When you retype the data, keep every word exactly and include none of the pictures.

Website and app data records:
======

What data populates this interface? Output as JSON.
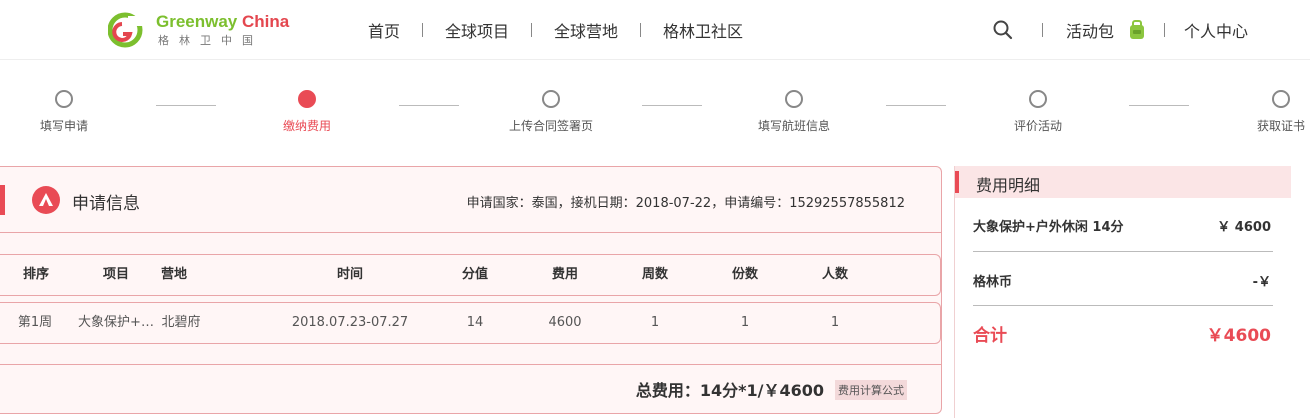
{
  "logo": {
    "en_green": "Greenway",
    "en_red": "China",
    "cn": "格林卫中国"
  },
  "nav": {
    "items": [
      "首页",
      "全球项目",
      "全球营地",
      "格林卫社区"
    ]
  },
  "header_right": {
    "events_label": "活动包",
    "user_center_label": "个人中心"
  },
  "steps": [
    {
      "label": "填写申请",
      "active": false
    },
    {
      "label": "缴纳费用",
      "active": true
    },
    {
      "label": "上传合同签署页",
      "active": false
    },
    {
      "label": "填写航班信息",
      "active": false
    },
    {
      "label": "评价活动",
      "active": false
    },
    {
      "label": "获取证书",
      "active": false
    }
  ],
  "application": {
    "title": "申请信息",
    "info": "申请国家：泰国，接机日期：2018-07-22，申请编号：15292557855812"
  },
  "table": {
    "headers": [
      "排序",
      "项目",
      "营地",
      "时间",
      "分值",
      "费用",
      "周数",
      "份数",
      "人数"
    ],
    "rows": [
      [
        "第1周",
        "大象保护+…",
        "北碧府",
        "2018.07.23-07.27",
        "14",
        "4600",
        "1",
        "1",
        "1"
      ]
    ]
  },
  "footer": {
    "total": "总费用：14分*1/￥4600",
    "formula_label": "费用计算公式"
  },
  "fee_detail": {
    "title": "费用明细",
    "rows": [
      {
        "label": "大象保护+户外休闲 14分",
        "value": "￥ 4600"
      },
      {
        "label": "格林币",
        "value": "-￥"
      }
    ],
    "total_label": "合计",
    "total_value": "￥4600"
  },
  "colors": {
    "accent": "#e94b55",
    "brand_green": "#7cbf2e",
    "panel_bg": "#fff6f6",
    "panel_border": "#e9a5a8"
  },
  "icons": [
    "search-icon",
    "bag-icon",
    "tent-icon"
  ]
}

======

#### EXERCISE SOLUTION
What data populates this interface? Output as JSON.
{
  "logo": {
    "en_green": "Greenway",
    "en_red": "China",
    "cn": "格林卫中国"
  },
  "nav": {
    "items": [
      "首页",
      "全球项目",
      "全球营地",
      "格林卫社区"
    ]
  },
  "header_right": {
    "events_label": "活动包",
    "user_center_label": "个人中心"
  },
  "steps": [
    {
      "label": "填写申请",
      "active": false
    },
    {
      "label": "缴纳费用",
      "active": true
    },
    {
      "label": "上传合同签署页",
      "active": false
    },
    {
      "label": "填写航班信息",
      "active": false
    },
    {
      "label": "评价活动",
      "active": false
    },
    {
      "label": "获取证书",
      "active": false
    }
  ],
  "application": {
    "title": "申请信息",
    "info": "申请国家：泰国，接机日期：2018-07-22，申请编号：15292557855812"
  },
  "table": {
    "headers": [
      "排序",
      "项目",
      "营地",
      "时间",
      "分值",
      "费用",
      "周数",
      "份数",
      "人数"
    ],
    "rows": [
      [
        "第1周",
        "大象保护+…",
        "北碧府",
        "2018.07.23-07.27",
        "14",
        "4600",
        "1",
        "1",
        "1"
      ]
    ]
  },
  "footer": {
    "total": "总费用：14分*1/￥4600",
    "formula_label": "费用计算公式"
  },
  "fee_detail": {
    "title": "费用明细",
    "rows": [
      {
        "label": "大象保护+户外休闲 14分",
        "value": "￥ 4600"
      },
      {
        "label": "格林币",
        "value": "-￥"
      }
    ],
    "total_label": "合计",
    "total_value": "￥4600"
  },
  "colors": {
    "accent": "#e94b55",
    "brand_green": "#7cbf2e",
    "panel_bg": "#fff6f6",
    "panel_border": "#e9a5a8"
  },
  "icons": [
    "search-icon",
    "bag-icon",
    "tent-icon"
  ]
}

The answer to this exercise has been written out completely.